(686c) Development and Characterization of Antibody Molecules on Peg Tethered Aln-Based Biosensors
Of primary concern in the design of biosensors is the immobilization of biomolecules such as proteins or antibodies to the biosensor surface, which determines the primary properties of the biosensor. The using of spacers, which can increase the flexibility of immobilized molecules, is one promising protocol to improve the bioactivity or capture efficiency of immobilized antibodies. In this research, two issues were addressed. First, PEG (polyethylene glycol) was investigated as a spacer, which may allowed the antibody to freely reorient and potentially improving the antigen capture efficiency. PEG length and density were the key parameters to be optimized in studying its effect on the immobilization of antibody. E.coli K99 pilus antibody was immobilized on AlN using different tethers. The quality of each functionalization procedure was characterized by X-ray photoelectron spectroscopy (XPS) and Atomic Force Microscopy (AFM). Second, the specifity and capture efficiency of the antibody-immobilized surfaces were then evaluated by Acoustic Wave Sensors using different types of E.Coli strains. Scanning Electronic Microscopy (SEM) was also preformed to investigate the capture efficiency of antibody. Quantitative results from Acoustic Wave Sensor and SEM indicated that PEG tethered surfaces showed an improved bioactivity and high capture efficiency.
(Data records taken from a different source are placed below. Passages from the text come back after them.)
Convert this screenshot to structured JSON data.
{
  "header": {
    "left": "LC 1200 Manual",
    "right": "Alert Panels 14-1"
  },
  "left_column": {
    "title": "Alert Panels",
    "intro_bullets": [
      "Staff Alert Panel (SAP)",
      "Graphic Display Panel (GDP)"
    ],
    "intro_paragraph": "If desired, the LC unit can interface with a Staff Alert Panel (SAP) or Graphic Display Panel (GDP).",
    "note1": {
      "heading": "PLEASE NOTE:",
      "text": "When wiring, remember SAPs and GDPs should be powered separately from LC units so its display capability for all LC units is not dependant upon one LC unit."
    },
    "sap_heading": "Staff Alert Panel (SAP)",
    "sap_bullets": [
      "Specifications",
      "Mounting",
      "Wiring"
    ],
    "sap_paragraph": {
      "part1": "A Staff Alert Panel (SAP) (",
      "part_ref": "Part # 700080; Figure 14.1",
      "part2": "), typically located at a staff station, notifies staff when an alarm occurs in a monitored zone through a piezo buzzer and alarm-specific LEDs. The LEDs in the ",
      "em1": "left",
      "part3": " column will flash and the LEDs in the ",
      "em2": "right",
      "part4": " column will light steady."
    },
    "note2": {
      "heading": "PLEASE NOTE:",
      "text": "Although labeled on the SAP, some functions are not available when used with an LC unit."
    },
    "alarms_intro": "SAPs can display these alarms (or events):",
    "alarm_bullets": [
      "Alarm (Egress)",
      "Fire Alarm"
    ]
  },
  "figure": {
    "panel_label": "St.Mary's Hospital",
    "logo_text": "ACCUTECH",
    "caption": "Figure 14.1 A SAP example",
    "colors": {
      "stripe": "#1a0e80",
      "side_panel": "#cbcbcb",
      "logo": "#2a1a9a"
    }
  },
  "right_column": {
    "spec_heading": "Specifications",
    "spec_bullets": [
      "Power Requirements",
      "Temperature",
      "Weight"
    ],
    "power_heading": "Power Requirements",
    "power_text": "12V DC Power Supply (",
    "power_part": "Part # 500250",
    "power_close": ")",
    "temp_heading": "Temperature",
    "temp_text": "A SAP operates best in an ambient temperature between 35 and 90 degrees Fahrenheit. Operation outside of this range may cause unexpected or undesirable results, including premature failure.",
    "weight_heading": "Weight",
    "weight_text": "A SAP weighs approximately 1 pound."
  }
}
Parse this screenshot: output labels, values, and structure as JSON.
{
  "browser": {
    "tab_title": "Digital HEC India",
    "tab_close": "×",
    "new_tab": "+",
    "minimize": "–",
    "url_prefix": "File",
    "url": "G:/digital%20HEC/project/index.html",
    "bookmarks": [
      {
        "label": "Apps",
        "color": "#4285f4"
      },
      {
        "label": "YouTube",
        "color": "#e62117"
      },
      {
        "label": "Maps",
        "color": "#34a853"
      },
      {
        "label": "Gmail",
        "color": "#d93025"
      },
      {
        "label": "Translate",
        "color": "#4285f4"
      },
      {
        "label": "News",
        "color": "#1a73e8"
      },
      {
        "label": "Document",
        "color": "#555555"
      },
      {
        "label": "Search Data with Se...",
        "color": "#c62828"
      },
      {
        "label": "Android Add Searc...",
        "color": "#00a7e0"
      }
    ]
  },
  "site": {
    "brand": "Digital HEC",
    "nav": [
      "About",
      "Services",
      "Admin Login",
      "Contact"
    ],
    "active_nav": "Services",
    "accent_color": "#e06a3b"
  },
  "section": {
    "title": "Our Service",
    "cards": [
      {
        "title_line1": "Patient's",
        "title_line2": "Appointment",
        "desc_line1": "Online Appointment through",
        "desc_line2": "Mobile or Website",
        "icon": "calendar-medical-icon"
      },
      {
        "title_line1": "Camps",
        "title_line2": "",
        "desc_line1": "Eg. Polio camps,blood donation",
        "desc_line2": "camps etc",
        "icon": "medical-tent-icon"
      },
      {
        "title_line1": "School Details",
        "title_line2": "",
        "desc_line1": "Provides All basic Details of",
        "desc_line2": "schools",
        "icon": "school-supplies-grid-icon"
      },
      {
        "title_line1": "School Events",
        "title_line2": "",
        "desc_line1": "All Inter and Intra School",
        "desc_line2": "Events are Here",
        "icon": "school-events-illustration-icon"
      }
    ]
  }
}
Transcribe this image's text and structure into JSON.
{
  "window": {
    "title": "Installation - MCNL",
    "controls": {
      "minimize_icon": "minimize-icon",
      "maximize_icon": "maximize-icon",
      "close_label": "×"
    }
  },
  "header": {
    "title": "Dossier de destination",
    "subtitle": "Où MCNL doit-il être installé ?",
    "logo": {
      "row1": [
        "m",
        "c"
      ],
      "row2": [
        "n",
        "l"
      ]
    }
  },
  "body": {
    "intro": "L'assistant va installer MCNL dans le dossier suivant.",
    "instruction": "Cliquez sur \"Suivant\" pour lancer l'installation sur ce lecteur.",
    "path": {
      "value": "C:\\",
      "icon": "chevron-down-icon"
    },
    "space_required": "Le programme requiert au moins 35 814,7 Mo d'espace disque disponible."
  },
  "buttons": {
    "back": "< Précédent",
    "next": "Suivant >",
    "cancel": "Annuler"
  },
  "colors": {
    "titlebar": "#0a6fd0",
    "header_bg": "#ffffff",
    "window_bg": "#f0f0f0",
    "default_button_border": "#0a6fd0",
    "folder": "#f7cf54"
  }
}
This work provides a novel approach for tailoring a high sensitive biorecognition system on AlN substrates.